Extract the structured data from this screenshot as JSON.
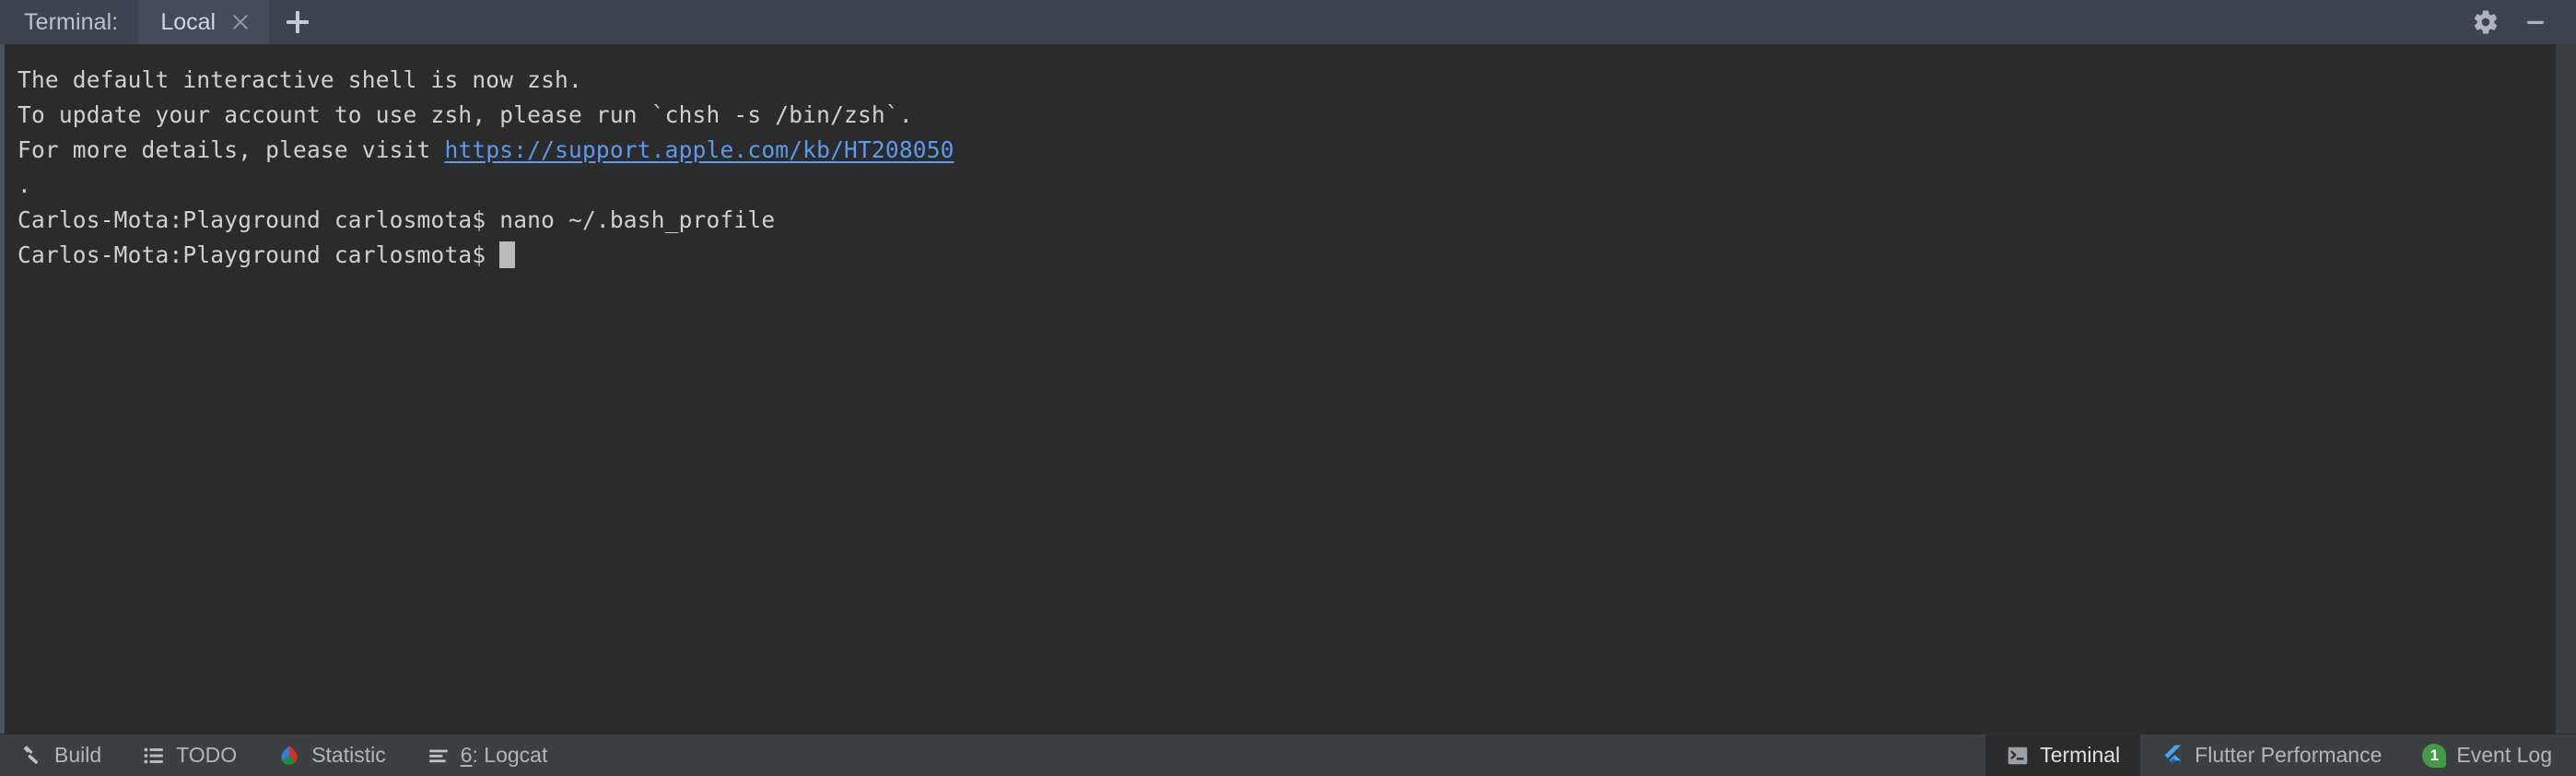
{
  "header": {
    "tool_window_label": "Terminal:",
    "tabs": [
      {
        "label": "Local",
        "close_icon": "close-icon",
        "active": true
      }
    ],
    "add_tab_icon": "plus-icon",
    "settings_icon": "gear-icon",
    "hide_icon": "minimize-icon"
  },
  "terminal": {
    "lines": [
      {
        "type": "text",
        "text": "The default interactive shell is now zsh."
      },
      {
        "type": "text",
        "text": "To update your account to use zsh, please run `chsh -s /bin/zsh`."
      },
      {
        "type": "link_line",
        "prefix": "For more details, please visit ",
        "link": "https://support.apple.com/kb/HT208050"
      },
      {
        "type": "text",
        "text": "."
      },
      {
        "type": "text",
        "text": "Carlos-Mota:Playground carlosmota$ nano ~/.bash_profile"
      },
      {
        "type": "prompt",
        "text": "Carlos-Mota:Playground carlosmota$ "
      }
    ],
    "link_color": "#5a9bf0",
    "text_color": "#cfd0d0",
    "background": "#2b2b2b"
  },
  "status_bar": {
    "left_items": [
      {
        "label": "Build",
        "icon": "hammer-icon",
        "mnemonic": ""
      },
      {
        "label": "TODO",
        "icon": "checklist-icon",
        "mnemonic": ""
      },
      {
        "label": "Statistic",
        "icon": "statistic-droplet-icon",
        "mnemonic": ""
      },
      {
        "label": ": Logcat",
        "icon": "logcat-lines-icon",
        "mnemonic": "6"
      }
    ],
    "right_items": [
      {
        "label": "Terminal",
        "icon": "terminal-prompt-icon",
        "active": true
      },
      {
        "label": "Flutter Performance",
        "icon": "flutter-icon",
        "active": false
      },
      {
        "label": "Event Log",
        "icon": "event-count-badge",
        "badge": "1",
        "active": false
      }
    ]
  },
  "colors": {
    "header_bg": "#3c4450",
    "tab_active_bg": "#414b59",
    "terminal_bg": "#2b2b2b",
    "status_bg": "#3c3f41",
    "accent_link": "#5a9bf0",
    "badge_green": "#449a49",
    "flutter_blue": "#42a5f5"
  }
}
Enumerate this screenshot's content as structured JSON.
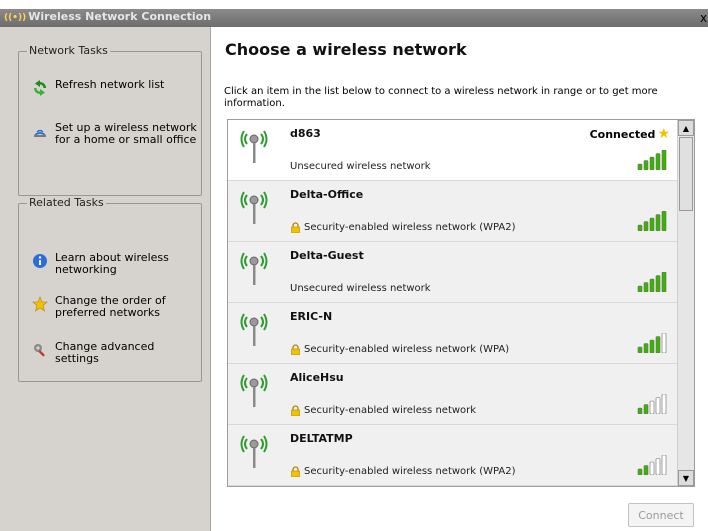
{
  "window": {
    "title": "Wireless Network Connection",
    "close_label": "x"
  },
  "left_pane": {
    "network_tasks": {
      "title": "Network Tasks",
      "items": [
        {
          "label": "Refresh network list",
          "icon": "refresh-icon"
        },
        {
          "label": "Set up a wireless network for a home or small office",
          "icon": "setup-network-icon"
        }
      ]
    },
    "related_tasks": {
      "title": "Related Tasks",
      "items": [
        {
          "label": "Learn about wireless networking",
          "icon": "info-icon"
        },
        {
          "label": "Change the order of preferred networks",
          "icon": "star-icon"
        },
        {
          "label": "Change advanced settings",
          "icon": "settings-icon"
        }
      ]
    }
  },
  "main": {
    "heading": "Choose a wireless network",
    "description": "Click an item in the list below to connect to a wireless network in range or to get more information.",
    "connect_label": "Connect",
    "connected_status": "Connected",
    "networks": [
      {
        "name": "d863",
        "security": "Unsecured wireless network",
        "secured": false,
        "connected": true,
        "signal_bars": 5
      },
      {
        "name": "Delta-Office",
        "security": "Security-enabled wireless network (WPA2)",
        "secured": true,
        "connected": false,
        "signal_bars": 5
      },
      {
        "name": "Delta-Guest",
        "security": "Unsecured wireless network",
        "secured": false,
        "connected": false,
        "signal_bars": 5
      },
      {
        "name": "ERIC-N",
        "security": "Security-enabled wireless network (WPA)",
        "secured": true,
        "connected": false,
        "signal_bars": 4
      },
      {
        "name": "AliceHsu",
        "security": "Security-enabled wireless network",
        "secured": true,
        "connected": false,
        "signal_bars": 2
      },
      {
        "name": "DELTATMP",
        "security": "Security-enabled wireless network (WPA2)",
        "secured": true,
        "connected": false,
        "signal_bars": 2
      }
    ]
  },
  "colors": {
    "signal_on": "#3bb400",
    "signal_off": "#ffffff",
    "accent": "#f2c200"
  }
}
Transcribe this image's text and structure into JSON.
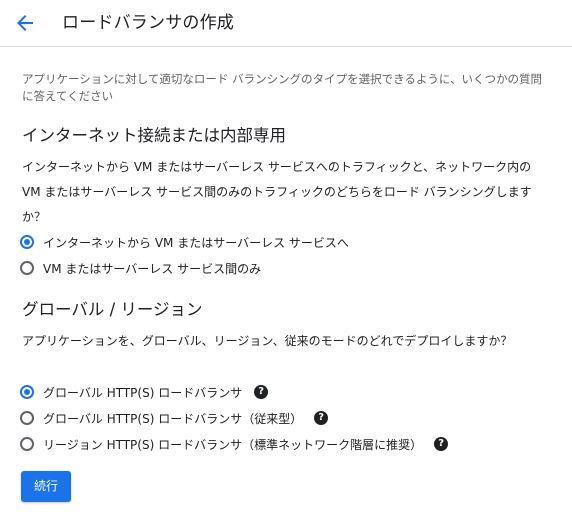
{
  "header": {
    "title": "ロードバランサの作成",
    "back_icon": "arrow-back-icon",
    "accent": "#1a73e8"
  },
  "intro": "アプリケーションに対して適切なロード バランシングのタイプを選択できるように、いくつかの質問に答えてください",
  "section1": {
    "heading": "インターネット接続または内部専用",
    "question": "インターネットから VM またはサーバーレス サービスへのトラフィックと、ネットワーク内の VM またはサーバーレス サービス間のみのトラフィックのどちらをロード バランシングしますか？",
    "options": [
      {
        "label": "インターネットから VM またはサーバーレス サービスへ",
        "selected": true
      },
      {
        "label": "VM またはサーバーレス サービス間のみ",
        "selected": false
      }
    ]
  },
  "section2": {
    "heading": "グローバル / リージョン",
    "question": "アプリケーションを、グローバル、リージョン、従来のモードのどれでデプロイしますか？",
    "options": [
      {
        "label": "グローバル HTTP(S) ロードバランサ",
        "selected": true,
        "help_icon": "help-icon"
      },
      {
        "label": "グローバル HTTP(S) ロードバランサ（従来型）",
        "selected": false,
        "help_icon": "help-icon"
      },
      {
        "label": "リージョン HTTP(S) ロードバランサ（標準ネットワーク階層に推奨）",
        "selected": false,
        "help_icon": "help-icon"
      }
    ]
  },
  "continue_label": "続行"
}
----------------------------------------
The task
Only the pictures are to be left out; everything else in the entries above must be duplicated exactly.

Output
Extract the structured data from this screenshot as JSON.
{
  "header": {
    "tool_window_label": "Terminal:",
    "tabs": [
      {
        "label": "Local",
        "close_icon": "close-icon",
        "active": true
      }
    ],
    "add_tab_icon": "plus-icon",
    "settings_icon": "gear-icon",
    "hide_icon": "minimize-icon"
  },
  "terminal": {
    "lines": [
      {
        "type": "text",
        "text": "The default interactive shell is now zsh."
      },
      {
        "type": "text",
        "text": "To update your account to use zsh, please run `chsh -s /bin/zsh`."
      },
      {
        "type": "link_line",
        "prefix": "For more details, please visit ",
        "link": "https://support.apple.com/kb/HT208050"
      },
      {
        "type": "text",
        "text": "."
      },
      {
        "type": "text",
        "text": "Carlos-Mota:Playground carlosmota$ nano ~/.bash_profile"
      },
      {
        "type": "prompt",
        "text": "Carlos-Mota:Playground carlosmota$ "
      }
    ],
    "link_color": "#5a9bf0",
    "text_color": "#cfd0d0",
    "background": "#2b2b2b"
  },
  "status_bar": {
    "left_items": [
      {
        "label": "Build",
        "icon": "hammer-icon",
        "mnemonic": ""
      },
      {
        "label": "TODO",
        "icon": "checklist-icon",
        "mnemonic": ""
      },
      {
        "label": "Statistic",
        "icon": "statistic-droplet-icon",
        "mnemonic": ""
      },
      {
        "label": ": Logcat",
        "icon": "logcat-lines-icon",
        "mnemonic": "6"
      }
    ],
    "right_items": [
      {
        "label": "Terminal",
        "icon": "terminal-prompt-icon",
        "active": true
      },
      {
        "label": "Flutter Performance",
        "icon": "flutter-icon",
        "active": false
      },
      {
        "label": "Event Log",
        "icon": "event-count-badge",
        "badge": "1",
        "active": false
      }
    ]
  },
  "colors": {
    "header_bg": "#3c4450",
    "tab_active_bg": "#414b59",
    "terminal_bg": "#2b2b2b",
    "status_bg": "#3c3f41",
    "accent_link": "#5a9bf0",
    "badge_green": "#449a49",
    "flutter_blue": "#42a5f5"
  }
}
Enumerate this screenshot's content as structured JSON.
{
  "window": {
    "title": "Wireless Network Connection",
    "close_label": "x"
  },
  "left_pane": {
    "network_tasks": {
      "title": "Network Tasks",
      "items": [
        {
          "label": "Refresh network list",
          "icon": "refresh-icon"
        },
        {
          "label": "Set up a wireless network for a home or small office",
          "icon": "setup-network-icon"
        }
      ]
    },
    "related_tasks": {
      "title": "Related Tasks",
      "items": [
        {
          "label": "Learn about wireless networking",
          "icon": "info-icon"
        },
        {
          "label": "Change the order of preferred networks",
          "icon": "star-icon"
        },
        {
          "label": "Change advanced settings",
          "icon": "settings-icon"
        }
      ]
    }
  },
  "main": {
    "heading": "Choose a wireless network",
    "description": "Click an item in the list below to connect to a wireless network in range or to get more information.",
    "connect_label": "Connect",
    "connected_status": "Connected",
    "networks": [
      {
        "name": "d863",
        "security": "Unsecured wireless network",
        "secured": false,
        "connected": true,
        "signal_bars": 5
      },
      {
        "name": "Delta-Office",
        "security": "Security-enabled wireless network (WPA2)",
        "secured": true,
        "connected": false,
        "signal_bars": 5
      },
      {
        "name": "Delta-Guest",
        "security": "Unsecured wireless network",
        "secured": false,
        "connected": false,
        "signal_bars": 5
      },
      {
        "name": "ERIC-N",
        "security": "Security-enabled wireless network (WPA)",
        "secured": true,
        "connected": false,
        "signal_bars": 4
      },
      {
        "name": "AliceHsu",
        "security": "Security-enabled wireless network",
        "secured": true,
        "connected": false,
        "signal_bars": 2
      },
      {
        "name": "DELTATMP",
        "security": "Security-enabled wireless network (WPA2)",
        "secured": true,
        "connected": false,
        "signal_bars": 2
      }
    ]
  },
  "colors": {
    "signal_on": "#3bb400",
    "signal_off": "#ffffff",
    "accent": "#f2c200"
  }
}
Transcribe this image's text and structure into JSON.
{
  "header": {
    "title": "ロードバランサの作成",
    "back_icon": "arrow-back-icon",
    "accent": "#1a73e8"
  },
  "intro": "アプリケーションに対して適切なロード バランシングのタイプを選択できるように、いくつかの質問に答えてください",
  "section1": {
    "heading": "インターネット接続または内部専用",
    "question": "インターネットから VM またはサーバーレス サービスへのトラフィックと、ネットワーク内の VM またはサーバーレス サービス間のみのトラフィックのどちらをロード バランシングしますか？",
    "options": [
      {
        "label": "インターネットから VM またはサーバーレス サービスへ",
        "selected": true
      },
      {
        "label": "VM またはサーバーレス サービス間のみ",
        "selected": false
      }
    ]
  },
  "section2": {
    "heading": "グローバル / リージョン",
    "question": "アプリケーションを、グローバル、リージョン、従来のモードのどれでデプロイしますか？",
    "options": [
      {
        "label": "グローバル HTTP(S) ロードバランサ",
        "selected": true,
        "help_icon": "help-icon"
      },
      {
        "label": "グローバル HTTP(S) ロードバランサ（従来型）",
        "selected": false,
        "help_icon": "help-icon"
      },
      {
        "label": "リージョン HTTP(S) ロードバランサ（標準ネットワーク階層に推奨）",
        "selected": false,
        "help_icon": "help-icon"
      }
    ]
  },
  "continue_label": "続行"
}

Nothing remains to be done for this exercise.